Not sure if that's any help, but it works for me, if I make it. I am a very, very dedicated procrastinator, and need sometimes to reflect and work out why I'm doing it.

u/Boots_And_Cats_And · 1 pointr/percussion

Try reading this book. I was dealing with performance anxiety and difficulty focusing in my first few years of college, and this helped me get my head in the right place. I've been able to take huge steps in my focus and consistency after understanding how to get out of my head.

u/real_tayzonday · 1 pointr/howtonotgiveafuck

This is basically the advice of the famous self-help book "The Inner Game of Tennis" http://www.amazon.com/The-Inner-Game-Tennis-Performance/dp/0679778314

u/sctthghs · 1 pointr/Fitness

Also: The Inner Game of Tennis is excellent. Not strictly about tennis, and not really strictly about fitness either. Some great lessons on concentration, self-improvement, and maintaining the proper attitude.

u/float_into_bliss · 0 pointsr/askscience

Not sure if this strictly scientific, but the state of "turning off the voice in your head" is commonly referred to by athletes as being "in the zone". It's not just athletes either, I frequently find myself there when I'm in a state of intense concentration while coding. There's lots of descriptions of what being "in the zone" means, but it's frequently described in terms of "effortless flow" or "you just know what to do" without having your inner voice say it (after all, your inner voice is you, so if you already know what to do why do you need to have yourself tell you?)

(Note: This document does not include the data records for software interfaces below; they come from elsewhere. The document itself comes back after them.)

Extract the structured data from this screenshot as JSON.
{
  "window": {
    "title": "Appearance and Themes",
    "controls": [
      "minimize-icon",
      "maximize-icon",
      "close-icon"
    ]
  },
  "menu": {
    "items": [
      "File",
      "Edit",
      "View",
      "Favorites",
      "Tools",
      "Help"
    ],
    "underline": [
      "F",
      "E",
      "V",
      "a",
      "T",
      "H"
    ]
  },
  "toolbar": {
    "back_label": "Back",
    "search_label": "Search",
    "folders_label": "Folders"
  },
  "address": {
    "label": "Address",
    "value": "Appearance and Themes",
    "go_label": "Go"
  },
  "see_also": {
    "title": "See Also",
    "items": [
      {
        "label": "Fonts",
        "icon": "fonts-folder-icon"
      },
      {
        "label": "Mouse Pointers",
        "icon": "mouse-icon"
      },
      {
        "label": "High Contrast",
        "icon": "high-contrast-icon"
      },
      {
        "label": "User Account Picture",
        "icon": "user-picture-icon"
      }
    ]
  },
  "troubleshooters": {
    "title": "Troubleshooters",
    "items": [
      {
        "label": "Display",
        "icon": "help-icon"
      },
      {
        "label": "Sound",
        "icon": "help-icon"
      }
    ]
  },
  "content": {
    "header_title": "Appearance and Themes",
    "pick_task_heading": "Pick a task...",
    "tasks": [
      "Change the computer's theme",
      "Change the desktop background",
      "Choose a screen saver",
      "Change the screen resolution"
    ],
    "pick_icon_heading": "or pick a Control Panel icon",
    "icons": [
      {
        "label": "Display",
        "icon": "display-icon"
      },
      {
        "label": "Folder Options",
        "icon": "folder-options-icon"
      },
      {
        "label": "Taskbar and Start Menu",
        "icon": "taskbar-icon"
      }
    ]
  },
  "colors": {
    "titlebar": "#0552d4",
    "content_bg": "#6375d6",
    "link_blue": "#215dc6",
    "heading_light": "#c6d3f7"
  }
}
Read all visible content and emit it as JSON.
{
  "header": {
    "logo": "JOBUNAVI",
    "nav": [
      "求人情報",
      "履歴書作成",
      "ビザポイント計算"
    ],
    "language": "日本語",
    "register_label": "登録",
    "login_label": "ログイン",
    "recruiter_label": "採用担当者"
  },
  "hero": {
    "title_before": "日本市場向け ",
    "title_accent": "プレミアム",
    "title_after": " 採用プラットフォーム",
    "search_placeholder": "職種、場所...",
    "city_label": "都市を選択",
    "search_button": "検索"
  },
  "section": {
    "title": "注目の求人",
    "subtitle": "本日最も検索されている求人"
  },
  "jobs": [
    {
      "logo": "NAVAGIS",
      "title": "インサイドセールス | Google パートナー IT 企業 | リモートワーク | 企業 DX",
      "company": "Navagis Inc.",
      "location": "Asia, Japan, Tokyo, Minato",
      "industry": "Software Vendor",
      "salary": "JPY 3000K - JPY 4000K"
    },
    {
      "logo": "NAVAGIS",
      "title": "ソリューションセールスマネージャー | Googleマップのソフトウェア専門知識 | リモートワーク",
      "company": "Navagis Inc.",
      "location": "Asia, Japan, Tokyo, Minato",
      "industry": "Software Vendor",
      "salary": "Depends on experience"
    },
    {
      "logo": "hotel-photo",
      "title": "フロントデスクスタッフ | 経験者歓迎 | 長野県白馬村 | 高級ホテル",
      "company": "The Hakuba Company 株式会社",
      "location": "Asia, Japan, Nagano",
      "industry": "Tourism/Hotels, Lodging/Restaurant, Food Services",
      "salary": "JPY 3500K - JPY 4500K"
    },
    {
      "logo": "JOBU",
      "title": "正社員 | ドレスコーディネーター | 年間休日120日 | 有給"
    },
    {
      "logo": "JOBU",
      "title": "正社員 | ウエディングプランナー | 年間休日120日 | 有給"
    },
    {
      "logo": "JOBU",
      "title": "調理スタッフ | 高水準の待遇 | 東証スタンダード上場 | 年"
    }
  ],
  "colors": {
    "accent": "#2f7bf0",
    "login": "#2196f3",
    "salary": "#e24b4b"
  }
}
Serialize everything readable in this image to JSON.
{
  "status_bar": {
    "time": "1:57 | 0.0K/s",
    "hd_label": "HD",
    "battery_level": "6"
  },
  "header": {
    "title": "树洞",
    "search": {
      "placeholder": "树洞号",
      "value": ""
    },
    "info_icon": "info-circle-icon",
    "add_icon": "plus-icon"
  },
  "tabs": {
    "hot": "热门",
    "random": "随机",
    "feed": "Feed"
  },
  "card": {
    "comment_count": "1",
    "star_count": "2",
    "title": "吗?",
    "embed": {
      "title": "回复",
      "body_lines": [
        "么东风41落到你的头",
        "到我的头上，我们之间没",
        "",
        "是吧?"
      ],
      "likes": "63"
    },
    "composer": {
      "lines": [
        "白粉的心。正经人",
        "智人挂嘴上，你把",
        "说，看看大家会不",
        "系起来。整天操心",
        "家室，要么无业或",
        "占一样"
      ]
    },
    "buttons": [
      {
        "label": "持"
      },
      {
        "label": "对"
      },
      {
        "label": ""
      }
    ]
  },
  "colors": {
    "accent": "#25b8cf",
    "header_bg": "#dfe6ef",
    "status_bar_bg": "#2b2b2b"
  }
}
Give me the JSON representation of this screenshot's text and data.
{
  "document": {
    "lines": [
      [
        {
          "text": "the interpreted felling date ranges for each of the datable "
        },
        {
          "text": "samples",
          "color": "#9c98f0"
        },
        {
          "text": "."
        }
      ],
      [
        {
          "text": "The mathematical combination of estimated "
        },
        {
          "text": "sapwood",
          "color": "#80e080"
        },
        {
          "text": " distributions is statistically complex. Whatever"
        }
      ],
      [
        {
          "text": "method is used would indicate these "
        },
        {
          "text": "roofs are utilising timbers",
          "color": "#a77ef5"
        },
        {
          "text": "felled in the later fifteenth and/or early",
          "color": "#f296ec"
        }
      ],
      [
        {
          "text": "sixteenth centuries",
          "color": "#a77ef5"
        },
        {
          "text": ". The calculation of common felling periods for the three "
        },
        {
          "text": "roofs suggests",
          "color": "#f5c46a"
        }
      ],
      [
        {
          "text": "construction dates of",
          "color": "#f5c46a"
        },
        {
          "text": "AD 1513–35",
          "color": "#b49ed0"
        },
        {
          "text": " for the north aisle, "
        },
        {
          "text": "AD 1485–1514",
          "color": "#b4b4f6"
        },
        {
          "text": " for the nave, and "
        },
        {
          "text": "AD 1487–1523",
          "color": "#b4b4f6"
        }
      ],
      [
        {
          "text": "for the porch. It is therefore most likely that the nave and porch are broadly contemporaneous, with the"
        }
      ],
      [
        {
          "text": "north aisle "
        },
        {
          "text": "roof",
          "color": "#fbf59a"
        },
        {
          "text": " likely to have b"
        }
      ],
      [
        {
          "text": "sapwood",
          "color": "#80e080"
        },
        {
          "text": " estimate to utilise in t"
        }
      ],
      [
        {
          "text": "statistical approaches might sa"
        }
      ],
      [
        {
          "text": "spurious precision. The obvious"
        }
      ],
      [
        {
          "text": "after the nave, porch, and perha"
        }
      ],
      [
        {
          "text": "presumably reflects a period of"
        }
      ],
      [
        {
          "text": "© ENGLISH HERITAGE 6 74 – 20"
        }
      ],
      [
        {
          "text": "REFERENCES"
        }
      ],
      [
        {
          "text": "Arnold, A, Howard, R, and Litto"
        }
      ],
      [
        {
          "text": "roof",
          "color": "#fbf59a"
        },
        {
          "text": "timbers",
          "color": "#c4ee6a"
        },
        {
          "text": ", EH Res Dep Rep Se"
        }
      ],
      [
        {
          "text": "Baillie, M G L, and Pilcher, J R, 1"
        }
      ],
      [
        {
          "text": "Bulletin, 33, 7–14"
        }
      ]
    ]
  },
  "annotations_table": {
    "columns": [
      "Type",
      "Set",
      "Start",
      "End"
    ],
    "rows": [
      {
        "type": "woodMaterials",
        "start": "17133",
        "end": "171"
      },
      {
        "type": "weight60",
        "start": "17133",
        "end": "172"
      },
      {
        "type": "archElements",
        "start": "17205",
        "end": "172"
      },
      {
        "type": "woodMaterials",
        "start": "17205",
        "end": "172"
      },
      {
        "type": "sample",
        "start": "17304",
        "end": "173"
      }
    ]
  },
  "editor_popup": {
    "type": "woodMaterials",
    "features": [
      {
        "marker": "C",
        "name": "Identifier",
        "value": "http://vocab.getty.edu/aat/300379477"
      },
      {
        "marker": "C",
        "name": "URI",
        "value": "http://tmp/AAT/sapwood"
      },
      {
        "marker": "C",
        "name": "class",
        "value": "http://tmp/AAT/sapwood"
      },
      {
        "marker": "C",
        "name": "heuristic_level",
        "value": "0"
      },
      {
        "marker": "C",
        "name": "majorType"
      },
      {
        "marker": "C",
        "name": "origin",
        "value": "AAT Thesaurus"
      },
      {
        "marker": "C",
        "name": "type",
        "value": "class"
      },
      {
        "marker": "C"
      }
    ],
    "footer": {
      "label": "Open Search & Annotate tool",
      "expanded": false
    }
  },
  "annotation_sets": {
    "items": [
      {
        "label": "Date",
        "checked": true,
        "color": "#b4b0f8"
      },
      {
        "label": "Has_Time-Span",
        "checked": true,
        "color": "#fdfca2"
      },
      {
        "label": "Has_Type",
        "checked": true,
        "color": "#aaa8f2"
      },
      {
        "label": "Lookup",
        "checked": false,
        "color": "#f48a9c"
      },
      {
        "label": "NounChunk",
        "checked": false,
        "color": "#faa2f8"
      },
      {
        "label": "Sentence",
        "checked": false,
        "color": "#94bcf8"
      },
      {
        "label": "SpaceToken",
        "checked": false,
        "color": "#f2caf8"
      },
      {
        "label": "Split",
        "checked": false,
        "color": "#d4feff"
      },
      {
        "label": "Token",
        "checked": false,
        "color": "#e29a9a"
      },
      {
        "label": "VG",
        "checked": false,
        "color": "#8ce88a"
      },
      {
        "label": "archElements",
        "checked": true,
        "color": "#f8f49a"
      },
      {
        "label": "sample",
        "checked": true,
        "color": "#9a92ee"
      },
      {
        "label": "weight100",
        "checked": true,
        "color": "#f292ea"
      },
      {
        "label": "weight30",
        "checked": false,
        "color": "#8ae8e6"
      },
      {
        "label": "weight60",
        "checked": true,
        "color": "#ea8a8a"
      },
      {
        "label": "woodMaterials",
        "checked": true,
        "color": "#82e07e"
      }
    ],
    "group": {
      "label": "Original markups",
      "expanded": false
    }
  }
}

I'm not aware of any neuroscience research into "being in the zone", but one of the classic books about the topic is [The Inner Game of Tennis] (http://www.amazon.com/The-Inner-Game-Tennis-Performance/dp/0679778314/ref=sr_1_1?ie=UTF8&qid=1345215522&sr=8-1&keywords=the+inner+game+of+tennis). Superficially it's about playing tennis, but it's really about what it means to turn off that voice (i.e. you don't have to be a tennis player to read it). It's really good if you're interested in that stuff, although I'm curious if anyone knows more of a scientific study into this topic.